:: YOUR GOAL ::
The answer must consist of every line below that contains the word "accent".

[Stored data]
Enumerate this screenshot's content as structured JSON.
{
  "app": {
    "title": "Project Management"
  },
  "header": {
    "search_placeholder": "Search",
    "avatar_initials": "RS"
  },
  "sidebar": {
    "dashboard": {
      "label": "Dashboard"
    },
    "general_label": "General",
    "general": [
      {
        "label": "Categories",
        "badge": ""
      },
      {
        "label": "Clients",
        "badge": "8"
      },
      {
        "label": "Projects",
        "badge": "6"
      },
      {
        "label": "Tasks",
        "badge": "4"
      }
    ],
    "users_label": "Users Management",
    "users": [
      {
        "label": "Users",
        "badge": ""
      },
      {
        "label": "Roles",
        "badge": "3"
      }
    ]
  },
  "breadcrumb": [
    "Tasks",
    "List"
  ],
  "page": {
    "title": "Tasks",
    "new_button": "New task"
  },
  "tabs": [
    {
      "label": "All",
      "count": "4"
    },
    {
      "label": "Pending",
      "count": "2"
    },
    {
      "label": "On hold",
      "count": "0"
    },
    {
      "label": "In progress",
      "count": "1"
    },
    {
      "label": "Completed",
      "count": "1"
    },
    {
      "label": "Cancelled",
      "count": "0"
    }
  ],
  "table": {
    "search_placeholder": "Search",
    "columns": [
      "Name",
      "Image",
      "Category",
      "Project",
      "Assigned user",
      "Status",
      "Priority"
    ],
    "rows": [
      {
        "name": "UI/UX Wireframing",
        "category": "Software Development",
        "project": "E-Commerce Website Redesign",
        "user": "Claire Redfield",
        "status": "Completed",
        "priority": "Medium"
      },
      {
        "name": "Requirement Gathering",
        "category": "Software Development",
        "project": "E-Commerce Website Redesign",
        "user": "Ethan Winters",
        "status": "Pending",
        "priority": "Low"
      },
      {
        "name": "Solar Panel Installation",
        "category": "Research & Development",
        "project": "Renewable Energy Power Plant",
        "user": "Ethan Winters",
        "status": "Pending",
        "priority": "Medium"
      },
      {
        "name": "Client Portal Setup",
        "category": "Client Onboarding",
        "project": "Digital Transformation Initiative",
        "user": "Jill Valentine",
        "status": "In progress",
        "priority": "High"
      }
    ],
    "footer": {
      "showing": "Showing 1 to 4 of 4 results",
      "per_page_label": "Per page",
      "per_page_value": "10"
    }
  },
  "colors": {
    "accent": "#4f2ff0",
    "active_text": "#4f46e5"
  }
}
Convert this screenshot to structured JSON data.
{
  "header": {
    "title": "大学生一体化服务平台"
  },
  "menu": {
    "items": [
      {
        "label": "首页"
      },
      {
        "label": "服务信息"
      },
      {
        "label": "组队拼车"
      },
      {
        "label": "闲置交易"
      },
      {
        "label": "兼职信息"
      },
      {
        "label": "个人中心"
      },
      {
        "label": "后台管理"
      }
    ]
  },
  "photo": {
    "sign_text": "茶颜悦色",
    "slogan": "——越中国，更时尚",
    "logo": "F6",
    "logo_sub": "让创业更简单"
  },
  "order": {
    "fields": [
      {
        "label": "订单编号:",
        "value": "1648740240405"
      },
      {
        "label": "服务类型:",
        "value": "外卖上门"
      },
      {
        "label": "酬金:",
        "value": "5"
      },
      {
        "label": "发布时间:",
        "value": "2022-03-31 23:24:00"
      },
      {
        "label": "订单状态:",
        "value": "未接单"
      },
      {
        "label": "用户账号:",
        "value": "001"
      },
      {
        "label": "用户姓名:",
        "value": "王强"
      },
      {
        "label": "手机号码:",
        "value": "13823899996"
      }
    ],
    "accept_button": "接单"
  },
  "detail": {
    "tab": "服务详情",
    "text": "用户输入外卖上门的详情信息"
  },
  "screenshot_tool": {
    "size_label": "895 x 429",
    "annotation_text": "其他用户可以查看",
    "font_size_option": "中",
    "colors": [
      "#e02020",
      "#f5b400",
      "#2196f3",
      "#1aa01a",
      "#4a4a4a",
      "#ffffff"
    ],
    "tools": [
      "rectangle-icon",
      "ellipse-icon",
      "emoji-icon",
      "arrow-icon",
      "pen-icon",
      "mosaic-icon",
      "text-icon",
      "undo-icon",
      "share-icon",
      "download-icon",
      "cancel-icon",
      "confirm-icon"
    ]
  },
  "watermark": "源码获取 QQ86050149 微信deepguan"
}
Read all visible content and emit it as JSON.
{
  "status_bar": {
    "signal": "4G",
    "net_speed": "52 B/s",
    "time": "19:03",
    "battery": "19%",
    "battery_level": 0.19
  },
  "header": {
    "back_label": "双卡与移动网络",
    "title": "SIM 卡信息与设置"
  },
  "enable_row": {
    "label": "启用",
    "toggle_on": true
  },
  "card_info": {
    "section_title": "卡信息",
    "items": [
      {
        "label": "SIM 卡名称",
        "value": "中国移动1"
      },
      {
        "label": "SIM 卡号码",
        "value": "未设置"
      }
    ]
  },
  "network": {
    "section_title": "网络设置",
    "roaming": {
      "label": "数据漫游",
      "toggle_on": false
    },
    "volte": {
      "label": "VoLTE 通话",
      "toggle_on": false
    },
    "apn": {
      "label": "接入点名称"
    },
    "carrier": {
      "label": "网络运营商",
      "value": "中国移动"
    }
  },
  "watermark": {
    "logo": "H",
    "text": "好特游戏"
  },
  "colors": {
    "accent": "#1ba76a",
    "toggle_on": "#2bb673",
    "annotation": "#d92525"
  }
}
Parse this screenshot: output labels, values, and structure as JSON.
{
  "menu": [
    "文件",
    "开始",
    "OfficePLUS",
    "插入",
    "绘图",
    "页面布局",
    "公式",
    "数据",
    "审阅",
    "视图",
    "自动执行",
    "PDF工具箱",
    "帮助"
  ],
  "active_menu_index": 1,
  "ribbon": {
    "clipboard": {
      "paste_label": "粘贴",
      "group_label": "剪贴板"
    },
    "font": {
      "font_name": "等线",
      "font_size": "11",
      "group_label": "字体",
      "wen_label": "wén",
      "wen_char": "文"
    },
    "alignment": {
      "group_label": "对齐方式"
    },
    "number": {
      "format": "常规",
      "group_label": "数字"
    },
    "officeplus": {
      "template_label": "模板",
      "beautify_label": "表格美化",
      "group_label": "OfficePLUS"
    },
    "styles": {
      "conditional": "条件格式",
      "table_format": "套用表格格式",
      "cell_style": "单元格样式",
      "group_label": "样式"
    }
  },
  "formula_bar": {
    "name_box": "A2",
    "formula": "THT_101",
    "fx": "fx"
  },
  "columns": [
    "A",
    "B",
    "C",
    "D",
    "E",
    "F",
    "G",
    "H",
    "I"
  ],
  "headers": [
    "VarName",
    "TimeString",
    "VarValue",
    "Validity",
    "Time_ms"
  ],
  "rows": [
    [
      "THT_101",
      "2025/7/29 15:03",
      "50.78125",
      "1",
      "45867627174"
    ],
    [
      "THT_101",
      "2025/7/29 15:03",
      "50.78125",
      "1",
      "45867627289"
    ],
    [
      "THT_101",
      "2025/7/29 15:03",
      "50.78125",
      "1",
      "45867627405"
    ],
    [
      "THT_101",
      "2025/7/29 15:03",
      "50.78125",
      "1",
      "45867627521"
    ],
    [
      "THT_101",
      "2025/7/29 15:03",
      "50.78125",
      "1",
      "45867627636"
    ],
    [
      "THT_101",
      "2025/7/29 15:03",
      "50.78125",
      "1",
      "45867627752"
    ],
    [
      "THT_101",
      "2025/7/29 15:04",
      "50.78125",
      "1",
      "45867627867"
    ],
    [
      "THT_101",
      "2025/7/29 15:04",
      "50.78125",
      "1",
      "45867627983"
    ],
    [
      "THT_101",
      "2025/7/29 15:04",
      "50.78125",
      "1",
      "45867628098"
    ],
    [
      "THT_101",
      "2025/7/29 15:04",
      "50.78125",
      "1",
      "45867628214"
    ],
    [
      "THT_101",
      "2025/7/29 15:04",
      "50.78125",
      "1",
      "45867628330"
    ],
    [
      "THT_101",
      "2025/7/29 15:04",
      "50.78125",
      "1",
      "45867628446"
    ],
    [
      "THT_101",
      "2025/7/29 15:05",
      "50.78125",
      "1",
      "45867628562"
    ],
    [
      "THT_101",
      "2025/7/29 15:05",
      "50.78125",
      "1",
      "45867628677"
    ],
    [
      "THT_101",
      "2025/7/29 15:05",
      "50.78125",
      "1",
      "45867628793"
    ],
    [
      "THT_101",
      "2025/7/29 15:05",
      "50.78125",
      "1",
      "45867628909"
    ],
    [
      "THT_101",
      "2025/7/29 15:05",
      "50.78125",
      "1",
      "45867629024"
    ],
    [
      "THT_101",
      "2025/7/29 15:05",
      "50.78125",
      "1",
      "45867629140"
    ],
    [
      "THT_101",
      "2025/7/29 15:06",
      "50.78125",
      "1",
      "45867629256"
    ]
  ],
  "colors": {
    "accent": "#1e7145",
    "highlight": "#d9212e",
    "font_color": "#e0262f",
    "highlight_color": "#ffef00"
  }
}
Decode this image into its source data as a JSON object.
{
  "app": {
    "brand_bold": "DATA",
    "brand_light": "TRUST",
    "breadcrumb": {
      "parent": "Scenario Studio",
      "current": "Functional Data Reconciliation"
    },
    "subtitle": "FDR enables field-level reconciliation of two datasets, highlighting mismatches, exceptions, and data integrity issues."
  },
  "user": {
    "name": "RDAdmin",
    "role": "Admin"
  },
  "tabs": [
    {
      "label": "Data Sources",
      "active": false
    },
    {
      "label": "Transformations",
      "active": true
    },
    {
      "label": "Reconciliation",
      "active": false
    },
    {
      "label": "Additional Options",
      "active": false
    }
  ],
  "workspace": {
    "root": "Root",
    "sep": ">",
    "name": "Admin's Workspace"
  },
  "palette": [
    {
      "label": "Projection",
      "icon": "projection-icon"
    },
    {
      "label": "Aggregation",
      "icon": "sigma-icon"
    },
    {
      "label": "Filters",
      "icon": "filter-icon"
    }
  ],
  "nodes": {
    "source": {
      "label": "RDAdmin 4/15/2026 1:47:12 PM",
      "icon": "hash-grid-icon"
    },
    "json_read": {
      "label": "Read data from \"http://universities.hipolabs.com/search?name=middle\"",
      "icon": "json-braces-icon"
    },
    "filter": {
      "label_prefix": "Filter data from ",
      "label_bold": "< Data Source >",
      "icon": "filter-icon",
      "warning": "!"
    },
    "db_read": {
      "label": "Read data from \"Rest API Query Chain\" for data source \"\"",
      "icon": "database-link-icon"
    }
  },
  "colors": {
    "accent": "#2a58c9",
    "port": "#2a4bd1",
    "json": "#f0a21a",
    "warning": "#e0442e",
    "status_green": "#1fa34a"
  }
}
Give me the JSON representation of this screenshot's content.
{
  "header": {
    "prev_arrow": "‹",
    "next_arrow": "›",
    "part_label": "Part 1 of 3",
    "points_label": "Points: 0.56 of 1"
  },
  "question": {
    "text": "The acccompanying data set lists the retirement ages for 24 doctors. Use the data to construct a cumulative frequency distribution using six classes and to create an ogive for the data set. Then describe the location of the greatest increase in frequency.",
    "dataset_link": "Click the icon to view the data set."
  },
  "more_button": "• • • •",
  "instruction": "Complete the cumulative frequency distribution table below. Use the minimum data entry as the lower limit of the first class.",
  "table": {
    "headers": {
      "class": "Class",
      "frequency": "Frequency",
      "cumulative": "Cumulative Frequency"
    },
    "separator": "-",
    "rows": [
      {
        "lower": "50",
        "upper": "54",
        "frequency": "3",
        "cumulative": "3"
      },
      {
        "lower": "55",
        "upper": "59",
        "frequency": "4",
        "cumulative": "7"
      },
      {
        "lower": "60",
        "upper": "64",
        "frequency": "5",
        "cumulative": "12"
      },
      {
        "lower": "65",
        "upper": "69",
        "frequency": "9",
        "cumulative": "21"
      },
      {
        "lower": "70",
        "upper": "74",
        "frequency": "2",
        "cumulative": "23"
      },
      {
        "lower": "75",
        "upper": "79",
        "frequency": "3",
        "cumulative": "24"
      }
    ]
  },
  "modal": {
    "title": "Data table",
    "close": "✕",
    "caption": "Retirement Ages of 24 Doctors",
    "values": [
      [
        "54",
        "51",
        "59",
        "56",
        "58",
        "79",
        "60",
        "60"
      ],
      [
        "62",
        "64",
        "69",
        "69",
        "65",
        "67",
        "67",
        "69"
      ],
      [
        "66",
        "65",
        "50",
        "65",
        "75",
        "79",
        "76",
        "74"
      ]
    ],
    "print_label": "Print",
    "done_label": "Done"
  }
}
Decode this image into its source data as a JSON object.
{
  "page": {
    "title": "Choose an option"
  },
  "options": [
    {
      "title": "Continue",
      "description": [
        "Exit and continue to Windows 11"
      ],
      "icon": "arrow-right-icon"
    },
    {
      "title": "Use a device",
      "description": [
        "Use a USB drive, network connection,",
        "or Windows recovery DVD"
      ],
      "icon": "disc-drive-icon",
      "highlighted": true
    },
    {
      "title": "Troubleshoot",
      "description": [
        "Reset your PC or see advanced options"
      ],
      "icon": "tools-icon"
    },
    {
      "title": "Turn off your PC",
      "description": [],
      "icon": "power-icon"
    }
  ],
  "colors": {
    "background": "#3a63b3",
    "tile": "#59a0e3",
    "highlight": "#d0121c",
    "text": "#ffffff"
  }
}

:: REPLY ::
    "accent": "#4f2ff0",
    "accent": "#1ba76a",
    "accent": "#1e7145",
    "accent": "#2a58c9",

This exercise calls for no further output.